◆ WHAT YOU NEED TO DO ◆
Each line containing the string "this" should be copied out of the entries.

(Component data from apps and pages)
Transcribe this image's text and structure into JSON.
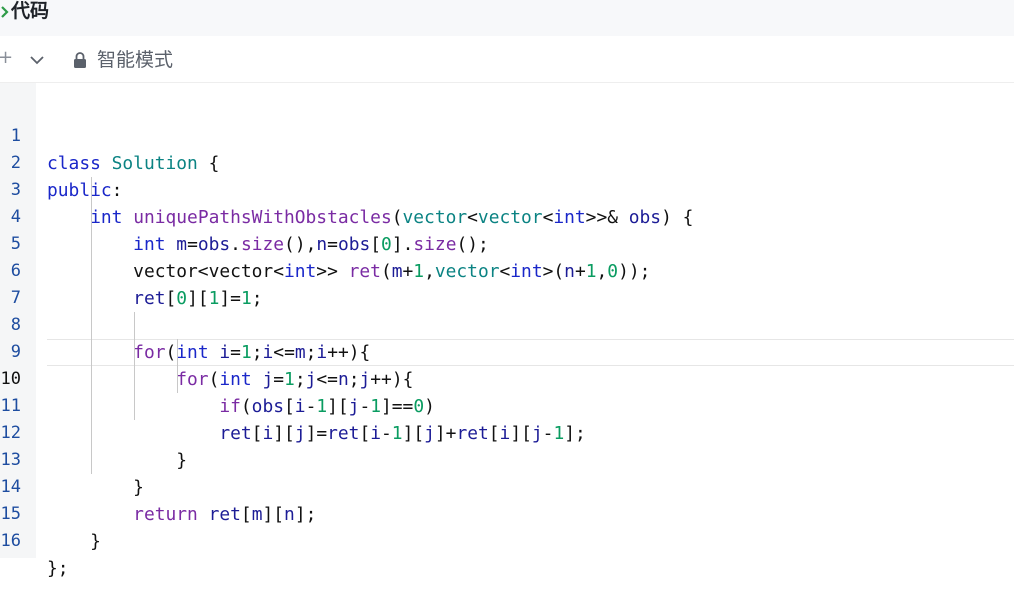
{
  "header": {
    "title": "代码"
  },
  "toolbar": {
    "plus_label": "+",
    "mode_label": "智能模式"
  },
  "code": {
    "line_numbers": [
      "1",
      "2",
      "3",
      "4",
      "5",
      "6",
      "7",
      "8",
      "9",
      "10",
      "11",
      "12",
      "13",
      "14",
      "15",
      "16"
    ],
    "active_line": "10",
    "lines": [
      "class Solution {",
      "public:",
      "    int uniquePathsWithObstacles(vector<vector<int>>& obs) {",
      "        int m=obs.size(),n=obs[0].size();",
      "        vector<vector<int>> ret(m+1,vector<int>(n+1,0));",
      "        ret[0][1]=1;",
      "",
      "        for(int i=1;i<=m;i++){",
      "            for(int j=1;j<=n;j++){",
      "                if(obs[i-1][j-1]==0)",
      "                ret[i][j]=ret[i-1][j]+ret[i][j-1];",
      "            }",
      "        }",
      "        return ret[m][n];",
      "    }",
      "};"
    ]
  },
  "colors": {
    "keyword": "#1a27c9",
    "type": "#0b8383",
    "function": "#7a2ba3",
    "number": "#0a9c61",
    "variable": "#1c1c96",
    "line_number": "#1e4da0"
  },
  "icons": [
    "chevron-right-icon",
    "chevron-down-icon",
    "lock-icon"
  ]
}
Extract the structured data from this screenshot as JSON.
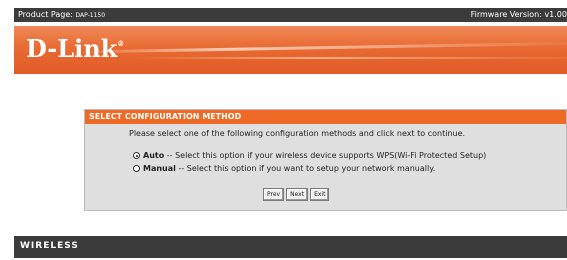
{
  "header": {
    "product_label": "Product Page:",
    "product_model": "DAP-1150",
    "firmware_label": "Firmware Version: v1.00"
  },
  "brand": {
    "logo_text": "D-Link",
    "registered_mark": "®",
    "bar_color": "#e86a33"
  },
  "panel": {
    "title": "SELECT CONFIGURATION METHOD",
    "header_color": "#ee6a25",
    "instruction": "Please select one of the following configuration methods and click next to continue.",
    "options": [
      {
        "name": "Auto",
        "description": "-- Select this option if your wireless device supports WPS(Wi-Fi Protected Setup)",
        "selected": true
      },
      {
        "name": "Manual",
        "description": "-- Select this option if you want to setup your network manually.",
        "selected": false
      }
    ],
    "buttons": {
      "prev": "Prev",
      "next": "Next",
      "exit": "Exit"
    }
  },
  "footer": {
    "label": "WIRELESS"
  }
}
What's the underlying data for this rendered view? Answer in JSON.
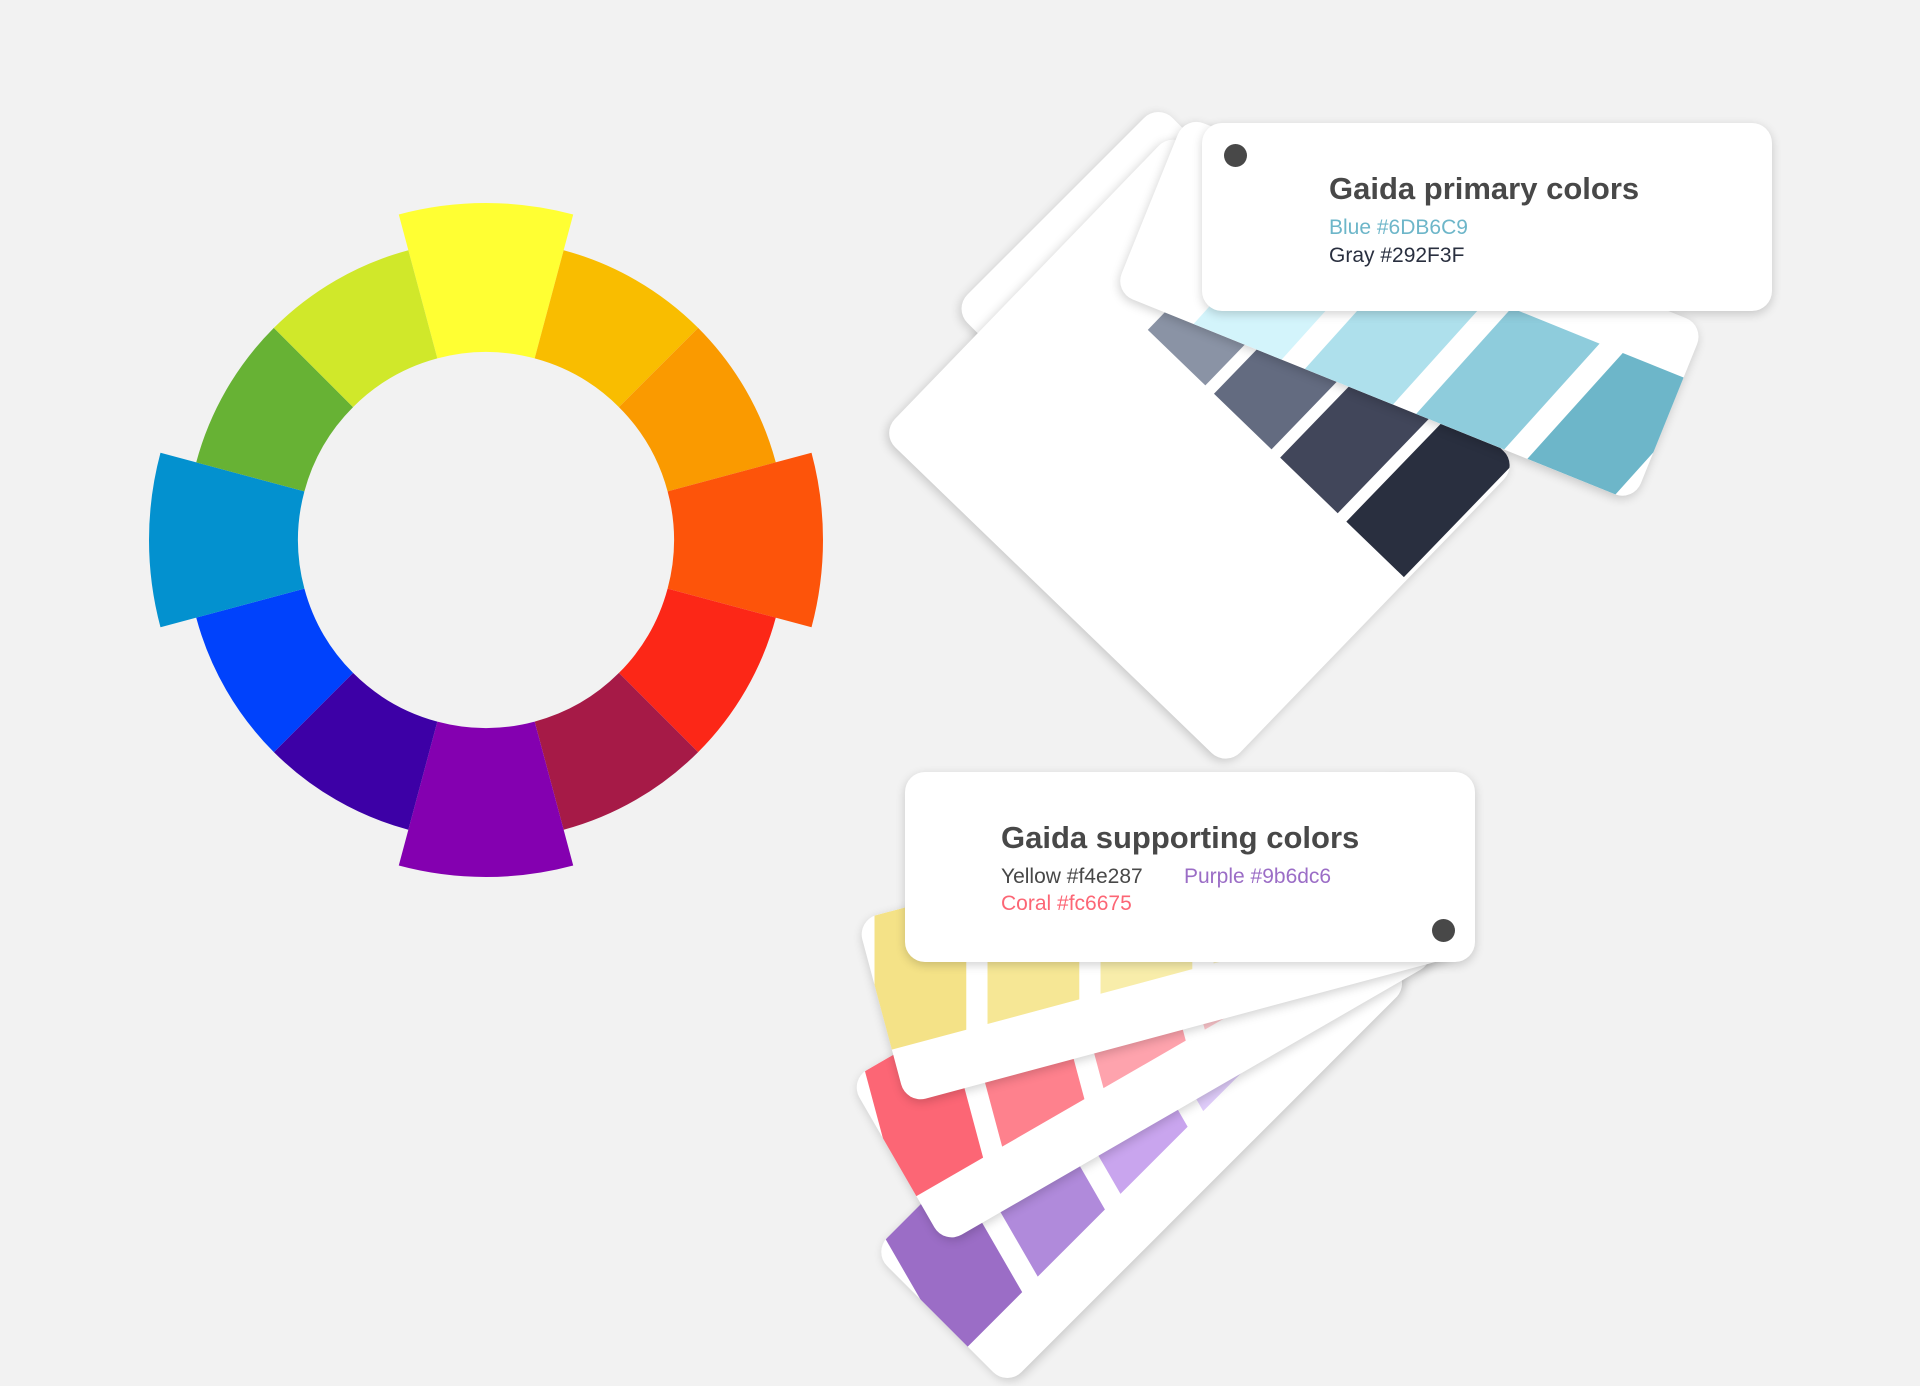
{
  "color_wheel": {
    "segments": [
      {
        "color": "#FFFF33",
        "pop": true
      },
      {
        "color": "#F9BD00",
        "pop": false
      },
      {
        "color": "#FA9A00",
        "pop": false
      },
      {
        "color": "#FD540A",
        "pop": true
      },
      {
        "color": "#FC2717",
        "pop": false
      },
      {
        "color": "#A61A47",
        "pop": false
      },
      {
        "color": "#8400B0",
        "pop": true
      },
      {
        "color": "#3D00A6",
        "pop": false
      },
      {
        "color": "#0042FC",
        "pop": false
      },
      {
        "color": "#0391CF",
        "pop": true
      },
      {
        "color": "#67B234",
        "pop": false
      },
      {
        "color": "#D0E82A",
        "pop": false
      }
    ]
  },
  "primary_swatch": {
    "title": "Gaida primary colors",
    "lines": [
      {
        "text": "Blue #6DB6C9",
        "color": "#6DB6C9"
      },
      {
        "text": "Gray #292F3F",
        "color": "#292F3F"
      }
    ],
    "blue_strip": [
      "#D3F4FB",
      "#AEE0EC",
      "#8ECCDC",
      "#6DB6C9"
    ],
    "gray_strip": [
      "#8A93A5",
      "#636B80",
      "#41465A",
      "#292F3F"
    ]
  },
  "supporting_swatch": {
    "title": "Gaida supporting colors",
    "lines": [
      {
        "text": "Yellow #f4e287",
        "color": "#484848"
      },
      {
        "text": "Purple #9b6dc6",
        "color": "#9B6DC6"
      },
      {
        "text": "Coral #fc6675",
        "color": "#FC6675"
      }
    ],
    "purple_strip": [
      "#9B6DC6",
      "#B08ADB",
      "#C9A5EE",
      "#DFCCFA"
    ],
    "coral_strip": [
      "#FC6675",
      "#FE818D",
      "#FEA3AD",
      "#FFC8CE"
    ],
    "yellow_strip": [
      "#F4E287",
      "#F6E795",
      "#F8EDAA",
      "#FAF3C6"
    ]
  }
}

◆ ANSWER BOX ◆
Transcribe this image's text and structure into JSON.
Extract the structured data from this screenshot as JSON.
        "description": "-- Select this option if your wireless device supports WPS(Wi-Fi Protected Setup)",
        "description": "-- Select this option if you want to setup your network manually.",
What's the underlying data for this rendered view? Answer in JSON.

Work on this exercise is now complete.